In Austin, organic farm Trosi Farms was awarded the most funding ($10,000), which will help construct a germination shed for more stable plant start production. Locavore pioneer Boggy Creek Farm won $7,500 in grants to provide ADA-compliant accessibility to their new climate-controlled Tomato House, while Texas’ first organic feed mill, Coyote Creek Organic Feed Mill & Farm, received $6,250 to help purchase a building to be used as a store for the local community.

The six other Austin area grant recipients, each winning $5,000, include Vista Farms at Vista Brewing, Jamaican family business Tierra Todun ATX, coffee roasters Rising Tide Roast Collaborative, culinary educator Chef Pascal Simon from Bake Austin, East Austin food truck Community Vegan, and Latinx pastry project Comadre Panaderia (who also just earned a James Beard nomination). All winners will be able to use their grants to improve efficiency and expand their businesses, or in Chef Pascal's case, further research and development for her upcoming cookbook for Gen-Z young adults.
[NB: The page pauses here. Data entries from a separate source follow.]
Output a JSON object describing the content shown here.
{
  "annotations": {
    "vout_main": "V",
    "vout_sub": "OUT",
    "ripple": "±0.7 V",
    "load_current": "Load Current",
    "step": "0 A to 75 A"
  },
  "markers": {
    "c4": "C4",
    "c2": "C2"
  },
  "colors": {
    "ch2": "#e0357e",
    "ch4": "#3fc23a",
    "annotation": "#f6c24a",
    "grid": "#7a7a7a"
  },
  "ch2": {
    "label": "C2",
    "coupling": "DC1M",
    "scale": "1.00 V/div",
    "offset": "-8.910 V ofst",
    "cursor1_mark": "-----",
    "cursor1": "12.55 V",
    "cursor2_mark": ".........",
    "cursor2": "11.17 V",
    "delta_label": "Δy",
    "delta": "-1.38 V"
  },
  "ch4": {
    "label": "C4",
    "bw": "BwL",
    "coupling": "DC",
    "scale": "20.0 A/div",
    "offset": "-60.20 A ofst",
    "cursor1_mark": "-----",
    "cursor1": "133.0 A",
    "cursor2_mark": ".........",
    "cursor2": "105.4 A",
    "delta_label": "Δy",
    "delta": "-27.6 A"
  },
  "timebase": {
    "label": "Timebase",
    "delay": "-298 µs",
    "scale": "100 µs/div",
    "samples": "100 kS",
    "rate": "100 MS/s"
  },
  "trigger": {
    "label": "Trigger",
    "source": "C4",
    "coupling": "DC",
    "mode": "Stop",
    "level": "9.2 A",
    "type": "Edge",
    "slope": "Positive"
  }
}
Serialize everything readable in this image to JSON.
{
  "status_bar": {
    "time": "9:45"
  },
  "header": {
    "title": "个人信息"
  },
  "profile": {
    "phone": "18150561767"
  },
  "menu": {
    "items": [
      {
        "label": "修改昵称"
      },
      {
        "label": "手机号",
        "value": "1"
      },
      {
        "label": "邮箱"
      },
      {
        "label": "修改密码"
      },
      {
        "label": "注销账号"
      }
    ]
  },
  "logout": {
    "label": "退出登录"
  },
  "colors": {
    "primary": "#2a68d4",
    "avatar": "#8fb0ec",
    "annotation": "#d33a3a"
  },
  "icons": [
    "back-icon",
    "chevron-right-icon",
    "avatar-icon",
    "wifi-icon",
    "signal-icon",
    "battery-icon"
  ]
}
After starting the program in Austin, grant co-chair and TFWA past president Cathy Cochran-Lewis says it was the Alliance’s dream to expand the grant statewide.

“We’re so humbled and thrilled to now not only support worthwhile projects across Texas but also to give more than a half million dollars in funding over the last decade to help dreams come true,” she says. “This is a tribute to the culinary talent and the community mindset we are lucky to have in our state.”

The winners in the Dallas-Fort Worth and Houston areas include:

For this year's Honorable Mention, the Alliance chose San Antonio eatery Tacos Cucuy, who will soon open a brick-and-mortar space with an expanded menu. Tacos Cucuy are currently looking for support to develop a Tex-Mex charcuterie program called La Cura Carnes Especiales.

More information about the 2022 grants and its recipients can be found on texasfoodandwinealliance.org.